— Task instructions —
Copy all lines in the data that contain the string "ESTRELAS".

++++ Data in this exercise ++++

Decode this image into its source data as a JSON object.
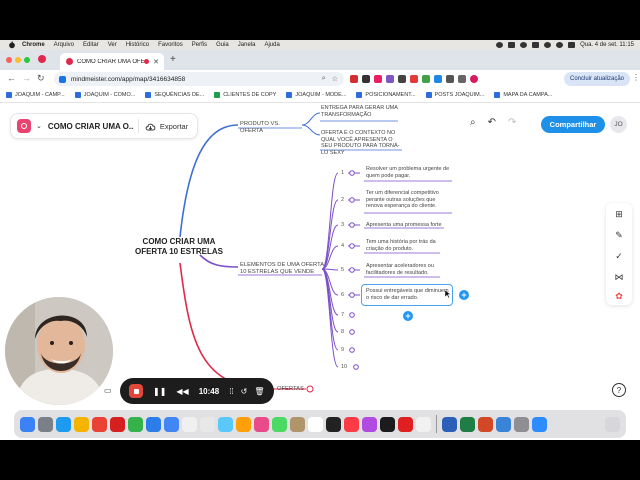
{
  "menubar": {
    "app": "Chrome",
    "items": [
      "Arquivo",
      "Editar",
      "Ver",
      "Histórico",
      "Favoritos",
      "Perfis",
      "Guia",
      "Janela",
      "Ajuda"
    ],
    "clock": "Qua. 4 de set.  11:15"
  },
  "browser": {
    "tab_title": "COMO CRIAR UMA OFER",
    "new_tab": "+",
    "url": "mindmeister.com/app/map/3416634858",
    "update_button": "Concluir atualização",
    "bookmarks": [
      {
        "label": "JOAQUIM - CAMP...",
        "color": "#2c6be0"
      },
      {
        "label": "JOAQUIM - COMO...",
        "color": "#2c6be0"
      },
      {
        "label": "SEQUÊNCIAS DE...",
        "color": "#2c6be0"
      },
      {
        "label": "CLIENTES DE COPY",
        "color": "#1e9e4a"
      },
      {
        "label": "JOAQUIM - MODE...",
        "color": "#2c6be0"
      },
      {
        "label": "POSICIONAMENT...",
        "color": "#2c6be0"
      },
      {
        "label": "POSTS JOAQUIM...",
        "color": "#2c6be0"
      },
      {
        "label": "MAPA DA CAMPA...",
        "color": "#2c6be0"
      }
    ]
  },
  "app": {
    "map_name": "COMO CRIAR UMA O...",
    "export_label": "Exportar",
    "share_label": "Compartilhar",
    "avatar_initials": "JO",
    "help": "?"
  },
  "map": {
    "root": "COMO CRIAR UMA OFERTA 10 ESTRELAS",
    "branch_product": "PRODUTO VS. OFERTA",
    "product_child_1": "ENTREGA PARA GERAR UMA TRANSFORMAÇÃO",
    "product_child_2": "OFERTA É O CONTEXTO NO QUAL VOCÊ APRESENTA O SEU PRODUTO PARA TORNÁ-LO SEXY",
    "branch_elements": "ELEMENTOS DE UMA OFERTA 10 ESTRELAS QUE VENDE",
    "branch_offers": "OFERTAS",
    "numbers": [
      "1",
      "2",
      "3",
      "4",
      "5",
      "6",
      "7",
      "8",
      "9",
      "10"
    ],
    "element_texts": [
      "Resolver um problema urgente de quem pode pagar.",
      "Ter um diferencial competitivo perante outras soluções que renova esperança do cliente.",
      "Apresenta uma promessa forte",
      "Tem uma história por trás da criação do produto.",
      "Apresentar aceleradores ou facilitadores de resultado.",
      "Possui entregáveis que diminuem o risco de dar errado."
    ]
  },
  "recorder": {
    "time": "10:48"
  },
  "colors": {
    "accent": "#1e90e8",
    "branch_blue": "#3f6fd6",
    "branch_purple": "#7b4fc9",
    "branch_pink": "#e0284a",
    "record_red": "#e2483a"
  }
}
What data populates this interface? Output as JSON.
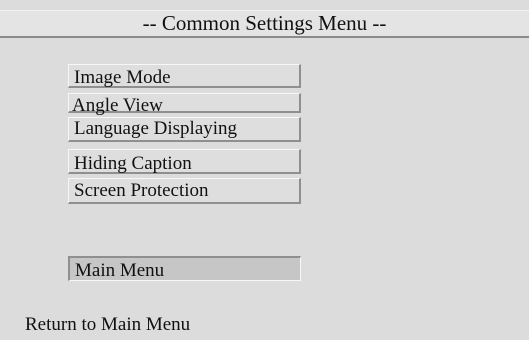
{
  "menu": {
    "title": "-- Common Settings Menu --",
    "items": [
      {
        "label": "Image Mode"
      },
      {
        "label": "Angle View"
      },
      {
        "label": "Language Displaying"
      },
      {
        "label": "Hiding Caption"
      },
      {
        "label": "Screen Protection"
      }
    ],
    "main_menu": {
      "label": "Main Menu",
      "selected": true
    }
  },
  "status": {
    "text": "Return to Main Menu"
  },
  "colors": {
    "background": "#dcdcdc",
    "selected_item": "#c6c6c6",
    "text": "#111111"
  }
}
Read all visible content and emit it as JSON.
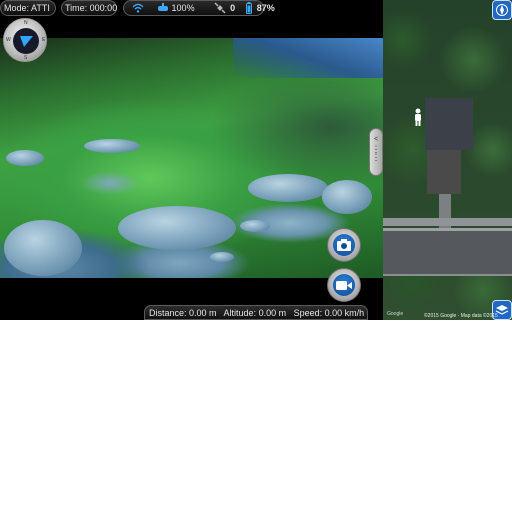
{
  "status": {
    "mode_label": "Mode: ATTI",
    "time_label": "Time: 000:00",
    "wifi_signal": "100%",
    "satellite_count": "0",
    "battery": "87%"
  },
  "compass": {
    "north": "N",
    "south": "S",
    "east": "E",
    "west": "W"
  },
  "telemetry": {
    "distance": "Distance: 0.00 m",
    "altitude": "Altitude: 0.00 m",
    "speed": "Speed: 0.00 km/h"
  },
  "map": {
    "google_logo": "Google",
    "attribution": "©2015 Google · Map data ©2015"
  },
  "icons": {
    "wifi": "wifi-icon",
    "remote": "remote-controller-icon",
    "satellite": "satellite-icon",
    "battery": "battery-icon",
    "camera": "camera-icon",
    "video": "video-camera-icon",
    "pegman": "street-view-pegman-icon",
    "compass": "compass-icon",
    "layers": "map-layers-icon"
  },
  "colors": {
    "accent_blue": "#1f68c4",
    "status_blue": "#3aa8ff"
  }
}
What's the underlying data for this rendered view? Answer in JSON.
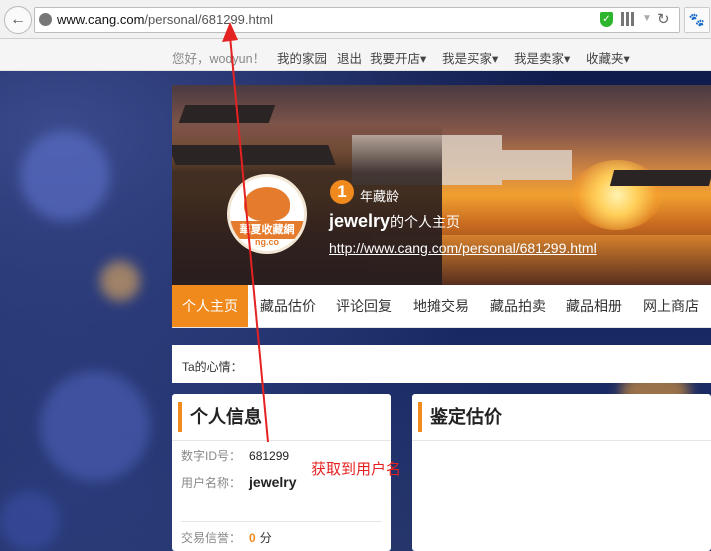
{
  "browser": {
    "url_domain": "www.cang.com",
    "url_path": "/personal/681299.html",
    "back_glyph": "←",
    "reload_glyph": "↻",
    "ext_glyph": "🐾"
  },
  "topnav": {
    "greeting": "您好，wodyun！",
    "items": [
      "我的家园",
      "退出",
      "我要开店▾",
      "我是买家▾",
      "我是卖家▾",
      "收藏夹▾"
    ]
  },
  "banner": {
    "logo_band": "華夏收藏網",
    "logo_sub": "ng.co",
    "age_number": "1",
    "age_label": "年藏龄",
    "username": "jewelry",
    "username_suffix": "的个人主页",
    "home_url": "http://www.cang.com/personal/681299.html"
  },
  "tabs": [
    "个人主页",
    "藏品估价",
    "评论回复",
    "地摊交易",
    "藏品拍卖",
    "藏品相册",
    "网上商店"
  ],
  "mood_label": "Ta的心情：",
  "personal_info": {
    "title": "个人信息",
    "id_label": "数字ID号：",
    "id_value": "681299",
    "name_label": "用户名称：",
    "name_value": "jewelry",
    "credit_label": "交易信誉：",
    "credit_value": "0",
    "credit_unit": "分"
  },
  "appraisal": {
    "title": "鉴定估价"
  },
  "annotation": {
    "text": "获取到用户名",
    "color": "#e52222"
  },
  "colors": {
    "accent": "#f08a1c",
    "annotation": "#e52222"
  }
}
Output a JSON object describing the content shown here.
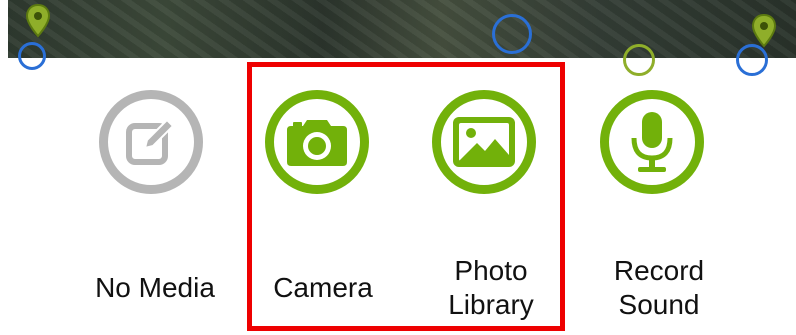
{
  "colors": {
    "accent_green": "#72b10a",
    "disabled_gray": "#b5b5b5",
    "highlight_red": "#ee0000",
    "map_marker_blue": "#2a6fd6"
  },
  "media_options": [
    {
      "id": "no-media",
      "label": "No Media",
      "icon": "edit-icon",
      "enabled": false
    },
    {
      "id": "camera",
      "label": "Camera",
      "icon": "camera-icon",
      "enabled": true
    },
    {
      "id": "photo-library",
      "label": "Photo\nLibrary",
      "icon": "photo-icon",
      "enabled": true
    },
    {
      "id": "record-sound",
      "label": "Record\nSound",
      "icon": "microphone-icon",
      "enabled": true
    }
  ]
}
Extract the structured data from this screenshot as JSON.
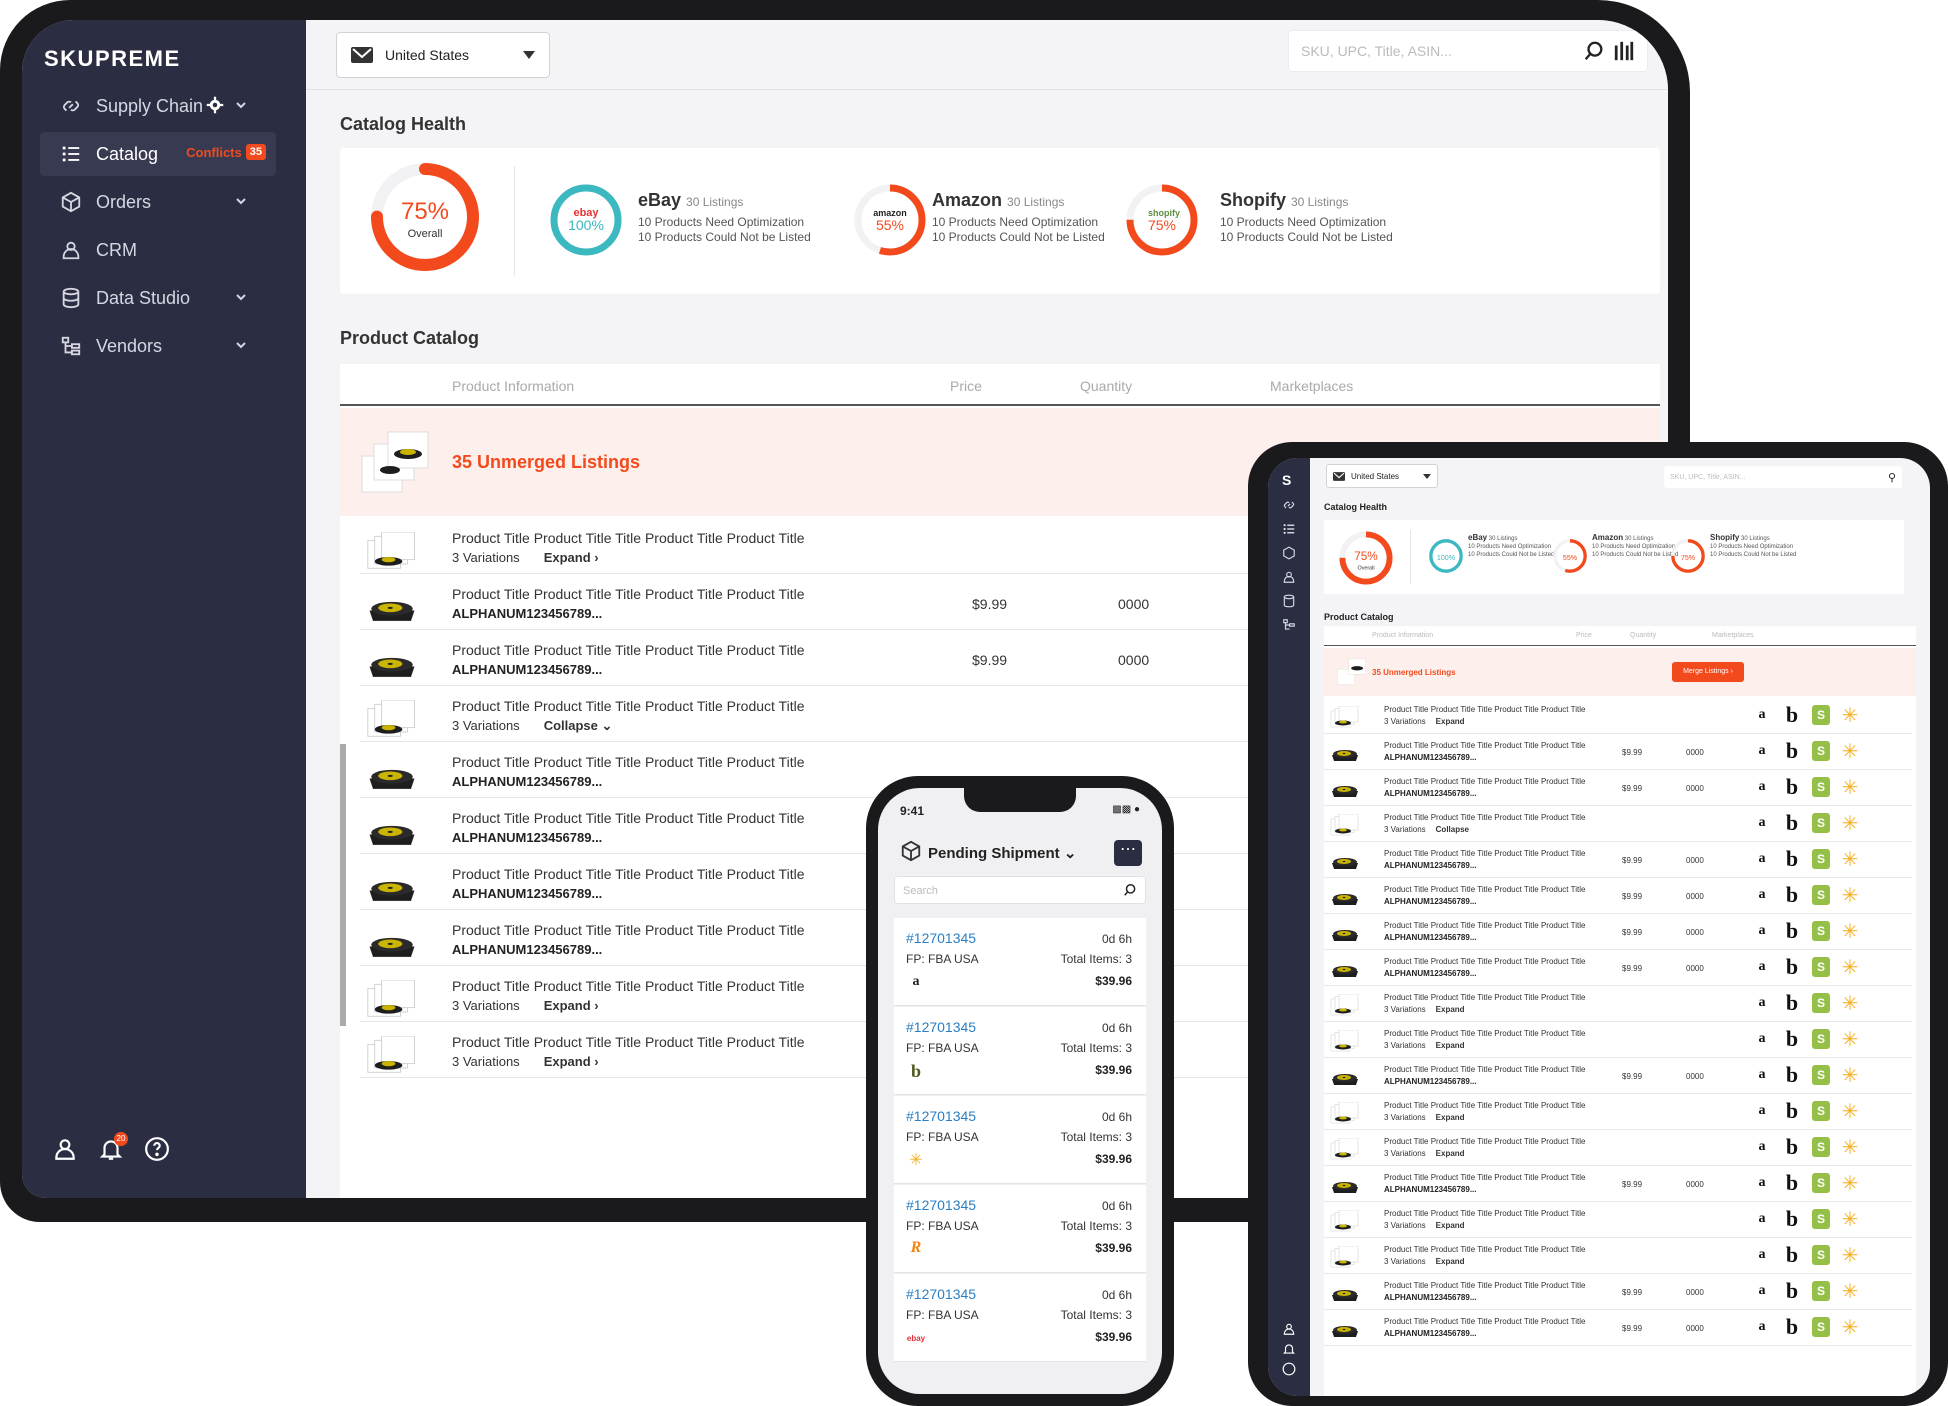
{
  "brand": "SKUPREME",
  "sidebar": {
    "items": [
      {
        "label": "Supply Chain"
      },
      {
        "label": "Catalog",
        "badge_label": "Conflicts",
        "badge_count": "35"
      },
      {
        "label": "Orders"
      },
      {
        "label": "CRM"
      },
      {
        "label": "Data Studio"
      },
      {
        "label": "Vendors"
      }
    ],
    "notification_count": "20"
  },
  "topbar": {
    "country": "United States",
    "search_placeholder": "SKU, UPC, Title, ASIN..."
  },
  "catalog_health": {
    "title": "Catalog Health",
    "overall": {
      "percent": "75%",
      "label": "Overall",
      "value": 0.75
    },
    "marketplaces": [
      {
        "name": "eBay",
        "logo": "ebay",
        "listings": "30 Listings",
        "percent": "100%",
        "value": 1.0,
        "color": "#3cb8c0",
        "line1": "10 Products Need Optimization",
        "line2": "10 Products Could Not be Listed"
      },
      {
        "name": "Amazon",
        "logo": "amazon",
        "listings": "30 Listings",
        "percent": "55%",
        "value": 0.55,
        "color": "#f24a1d",
        "line1": "10 Products Need Optimization",
        "line2": "10 Products Could Not be Listed"
      },
      {
        "name": "Shopify",
        "logo": "shopify",
        "listings": "30 Listings",
        "percent": "75%",
        "value": 0.75,
        "color": "#f24a1d",
        "line1": "10 Products Need Optimization",
        "line2": "10 Products Could Not be Listed"
      }
    ]
  },
  "product_catalog": {
    "title": "Product Catalog",
    "columns": [
      "Product Information",
      "Price",
      "Quantity",
      "Marketplaces"
    ],
    "unmerged": "35 Unmerged Listings",
    "merge_button": "Merge Listings",
    "rows": [
      {
        "type": "group",
        "title": "Product Title Product Title Title Product Title Product Title",
        "variations": "3 Variations",
        "action": "Expand"
      },
      {
        "type": "item",
        "title": "Product Title Product Title Title Product Title Product Title",
        "sku": "ALPHANUM123456789...",
        "price": "$9.99",
        "qty": "0000"
      },
      {
        "type": "item",
        "title": "Product Title Product Title Title Product Title Product Title",
        "sku": "ALPHANUM123456789...",
        "price": "$9.99",
        "qty": "0000"
      },
      {
        "type": "group",
        "title": "Product Title Product Title Title Product Title Product Title",
        "variations": "3 Variations",
        "action": "Collapse"
      },
      {
        "type": "item",
        "title": "Product Title Product Title Title Product Title Product Title",
        "sku": "ALPHANUM123456789...",
        "price": "",
        "qty": ""
      },
      {
        "type": "item",
        "title": "Product Title Product Title Title Product Title Product Title",
        "sku": "ALPHANUM123456789...",
        "price": "",
        "qty": ""
      },
      {
        "type": "item",
        "title": "Product Title Product Title Title Product Title Product Title",
        "sku": "ALPHANUM123456789...",
        "price": "",
        "qty": ""
      },
      {
        "type": "item",
        "title": "Product Title Product Title Title Product Title Product Title",
        "sku": "ALPHANUM123456789...",
        "price": "",
        "qty": ""
      },
      {
        "type": "group",
        "title": "Product Title Product Title Title Product Title Product Title",
        "variations": "3 Variations",
        "action": "Expand"
      },
      {
        "type": "group",
        "title": "Product Title Product Title Title Product Title Product Title",
        "variations": "3 Variations",
        "action": "Expand"
      }
    ]
  },
  "tablet": {
    "logo": "S",
    "country": "United States",
    "search_placeholder": "SKU, UPC, Title, ASIN...",
    "rows": [
      {
        "type": "group",
        "title": "Product Title Product Title Title Product Title Product Title",
        "variations": "3 Variations",
        "action": "Expand",
        "price": "",
        "qty": ""
      },
      {
        "type": "item",
        "title": "Product Title Product Title Title Product Title Product Title",
        "sku": "ALPHANUM123456789...",
        "price": "$9.99",
        "qty": "0000"
      },
      {
        "type": "item",
        "title": "Product Title Product Title Title Product Title Product Title",
        "sku": "ALPHANUM123456789...",
        "price": "$9.99",
        "qty": "0000"
      },
      {
        "type": "group",
        "title": "Product Title Product Title Title Product Title Product Title",
        "variations": "3 Variations",
        "action": "Collapse",
        "price": "",
        "qty": ""
      },
      {
        "type": "item",
        "title": "Product Title Product Title Title Product Title Product Title",
        "sku": "ALPHANUM123456789...",
        "price": "$9.99",
        "qty": "0000"
      },
      {
        "type": "item",
        "title": "Product Title Product Title Title Product Title Product Title",
        "sku": "ALPHANUM123456789...",
        "price": "$9.99",
        "qty": "0000"
      },
      {
        "type": "item",
        "title": "Product Title Product Title Title Product Title Product Title",
        "sku": "ALPHANUM123456789...",
        "price": "$9.99",
        "qty": "0000"
      },
      {
        "type": "item",
        "title": "Product Title Product Title Title Product Title Product Title",
        "sku": "ALPHANUM123456789...",
        "price": "$9.99",
        "qty": "0000"
      },
      {
        "type": "group",
        "title": "Product Title Product Title Title Product Title Product Title",
        "variations": "3 Variations",
        "action": "Expand",
        "price": "",
        "qty": ""
      },
      {
        "type": "group",
        "title": "Product Title Product Title Title Product Title Product Title",
        "variations": "3 Variations",
        "action": "Expand",
        "price": "",
        "qty": ""
      },
      {
        "type": "item",
        "title": "Product Title Product Title Title Product Title Product Title",
        "sku": "ALPHANUM123456789...",
        "price": "$9.99",
        "qty": "0000"
      },
      {
        "type": "group",
        "title": "Product Title Product Title Title Product Title Product Title",
        "variations": "3 Variations",
        "action": "Expand",
        "price": "",
        "qty": ""
      },
      {
        "type": "group",
        "title": "Product Title Product Title Title Product Title Product Title",
        "variations": "3 Variations",
        "action": "Expand",
        "price": "",
        "qty": ""
      },
      {
        "type": "item",
        "title": "Product Title Product Title Title Product Title Product Title",
        "sku": "ALPHANUM123456789...",
        "price": "$9.99",
        "qty": "0000"
      },
      {
        "type": "group",
        "title": "Product Title Product Title Title Product Title Product Title",
        "variations": "3 Variations",
        "action": "Expand",
        "price": "",
        "qty": ""
      },
      {
        "type": "group",
        "title": "Product Title Product Title Title Product Title Product Title",
        "variations": "3 Variations",
        "action": "Expand",
        "price": "",
        "qty": ""
      },
      {
        "type": "item",
        "title": "Product Title Product Title Title Product Title Product Title",
        "sku": "ALPHANUM123456789...",
        "price": "$9.99",
        "qty": "0000"
      },
      {
        "type": "item",
        "title": "Product Title Product Title Title Product Title Product Title",
        "sku": "ALPHANUM123456789...",
        "price": "$9.99",
        "qty": "0000"
      }
    ]
  },
  "phone": {
    "time": "9:41",
    "title": "Pending Shipment",
    "search_placeholder": "Search",
    "orders": [
      {
        "id": "#12701345",
        "age": "0d 6h",
        "fp": "FP: FBA USA",
        "items": "Total Items: 3",
        "amount": "$39.96",
        "marketplace": "amazon"
      },
      {
        "id": "#12701345",
        "age": "0d 6h",
        "fp": "FP: FBA USA",
        "items": "Total Items: 3",
        "amount": "$39.96",
        "marketplace": "bonanza"
      },
      {
        "id": "#12701345",
        "age": "0d 6h",
        "fp": "FP: FBA USA",
        "items": "Total Items: 3",
        "amount": "$39.96",
        "marketplace": "walmart"
      },
      {
        "id": "#12701345",
        "age": "0d 6h",
        "fp": "FP: FBA USA",
        "items": "Total Items: 3",
        "amount": "$39.96",
        "marketplace": "reverb"
      },
      {
        "id": "#12701345",
        "age": "0d 6h",
        "fp": "FP: FBA USA",
        "items": "Total Items: 3",
        "amount": "$39.96",
        "marketplace": "ebay"
      }
    ]
  },
  "colors": {
    "accent": "#f24a1d",
    "sidebar": "#2b2d42",
    "ebay_ring": "#3cb8c0",
    "link": "#2a7fc4"
  }
}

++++

— Written response —
    "root": "COMO CRIAR UMA OFERTA 10 ESTRELAS",
    "branch_elements": "ELEMENTOS DE UMA OFERTA 10 ESTRELAS QUE VENDE",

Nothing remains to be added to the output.